Ranil accepted the challenge (for whatever reason). Had he not, what would the consequences have been? We probably would still be having long fuel queues for days on end. We all know that lives were lost in fuel queues. We probably would not have had LPG available as it is now. Diesel for power generation and medicines too may have become unavailable. Twenty four hour power cuts may have followed.

Since Ranil took over, it’s not as though the flood gates have opened and forex is flowing in freely. It’s simply that the same limited resources are managed far more efficiently than they were during the previous regime which exposed many as being out of their depth in the positions they held. Further the rupee was allowed to float and this encouraged expatriate workers to use the official channels for remitting funds home.

Step by step action is being taken to increase tourist arrivals. Other industries are gradually picking up business. I know of entrepreneurs who are grateful to Ranil for having accepted the challenge and help mitigate our plight. They have invested hundreds of millions of rupees in their businesses which were on the verge of folding up at the peak of the crisis.
The argument is made that a powerful person is controlling the government from behind the scenes and Ranil is a proxy president for him.

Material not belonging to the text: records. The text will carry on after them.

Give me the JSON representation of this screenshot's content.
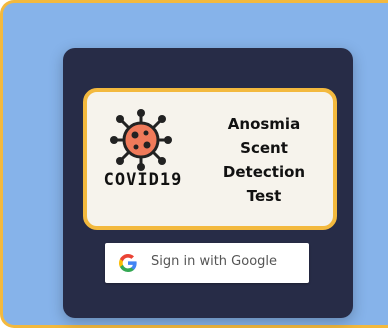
{
  "logo": {
    "covid_text": "COVID19",
    "title_lines": [
      "Anosmia",
      "Scent",
      "Detection",
      "Test"
    ],
    "virus_color": "#f07a5a"
  },
  "auth": {
    "google_button_label": "Sign in with Google",
    "icon": "google-icon"
  },
  "colors": {
    "background": "#86b3ea",
    "border_accent": "#f3b93e",
    "card": "#272c47",
    "logo_panel": "#f6f3ec"
  }
}
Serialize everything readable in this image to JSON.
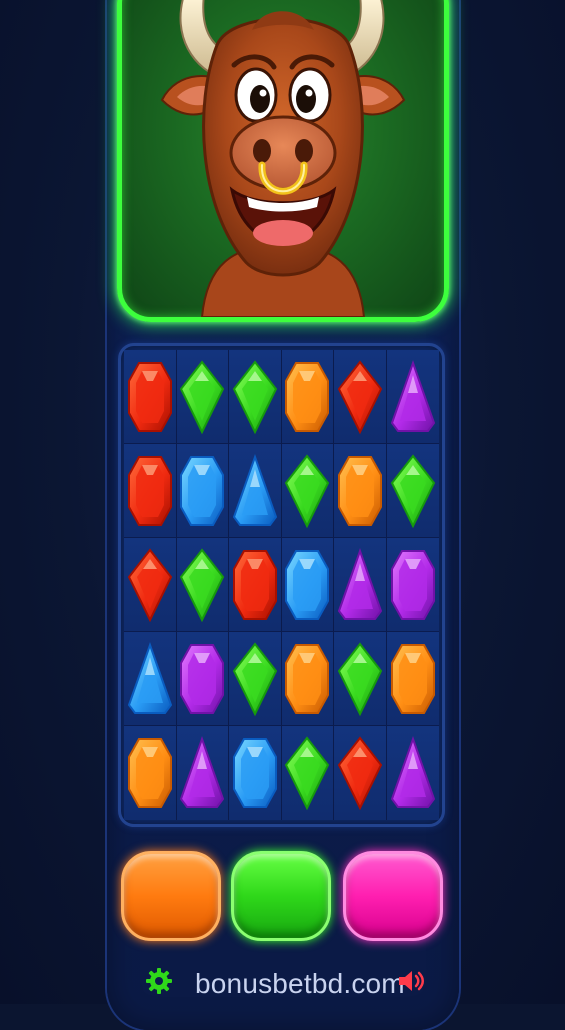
{
  "colors": {
    "frame_glow": "#3dff3d",
    "board": "#0f2a6b",
    "button_orange": "#ff7b10",
    "button_green": "#2fd81a",
    "button_pink": "#ff1fb0"
  },
  "character": {
    "icon": "bull-mascot-icon"
  },
  "board": {
    "rows": [
      [
        "red-hexagon-gem",
        "green-diamond-gem",
        "green-diamond-gem",
        "orange-hexagon-gem",
        "red-diamond-gem",
        "purple-triangle-gem"
      ],
      [
        "red-hexagon-gem",
        "blue-hexagon-gem",
        "blue-triangle-gem",
        "green-diamond-gem",
        "orange-hexagon-gem",
        "green-diamond-gem"
      ],
      [
        "red-diamond-gem",
        "green-diamond-gem",
        "red-hexagon-gem",
        "blue-hexagon-gem",
        "purple-triangle-gem",
        "purple-hexagon-gem"
      ],
      [
        "blue-triangle-gem",
        "purple-hexagon-gem",
        "green-diamond-gem",
        "orange-hexagon-gem",
        "green-diamond-gem",
        "orange-hexagon-gem"
      ],
      [
        "orange-hexagon-gem",
        "purple-triangle-gem",
        "blue-hexagon-gem",
        "green-diamond-gem",
        "red-diamond-gem",
        "purple-triangle-gem"
      ]
    ]
  },
  "buttons": [
    {
      "name": "orange-button",
      "color": "#ff7b10"
    },
    {
      "name": "green-button",
      "color": "#2fd81a"
    },
    {
      "name": "pink-button",
      "color": "#ff1fb0"
    }
  ],
  "footer": {
    "settings_icon": "gear-icon",
    "site_text": "bonusbetbd.com",
    "sound_icon": "speaker-icon"
  }
}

That may be so where cabinet appointments, etc are made but with regard to managing the economy I am convinced that Ranil is calling all the shots backed by expert advice.For argument sake let’s say that it is a fact that Ranil has to listen to this powerful person dictating terms to him and consider what options he would have had to tell that powerful person to “go to hell” and have the rug pulled from under his feet or play ball and have parliamentary support for all the economic measures he proposes.I think the answer to which option would be in the interests of the country is a “no brainer”.

We all know what the need of the country is at this point of time. The choice he made was the lesser of the two evils considering the economic situation of the country and turning around the economy was top priority.

While it is no secret that we need the support of the West and multilateral organizations to cooperate with us in our predicament, Ranil was strong enough to call the ambassadors of Western nations and take them on. He drew attention to the fact that there had been “tweets” with incorrect statements e.g. that the police had removed protesters from Galle Face Green when actually the protesters removed were those who obstructed the President’s office.

Yet he was able to get positive statements from heads of government and other organizations like the IMF, World Bank, Paris Club and EU. If there’s any other leader who could have done better, I have not heard of him/her. We need the IMF on board to even be able to open discussions with our creditors. Remember we are not able to negotiate with the IMF from a position of strength. Ranil was considered by the late Mangala Samaraweera as “the best President we never had”. Even most of his fiercest critics concede that he is the best person to handle this situation.

With regard to the harsh treatment of the protesters, it is conceded that in a few recent instances the police action was a bit heavy handed. Besides those instances one couldn’t fault the authorities for questioning those who broke the law and were on record of having invaded and vandalized key institutions like the President’s and Prime Minister’s offices and residences.

We hear of threats, by leaders of some political parties known for their violent actions, to forcibly remove the government. I don’t believe this is the popular sentiment of the people and in the name of democracy this should be prevented. So the bottom line should be that all should forget differences and rally round the government to turn the economy around or in the alternative, perish.

Courtesy:The Island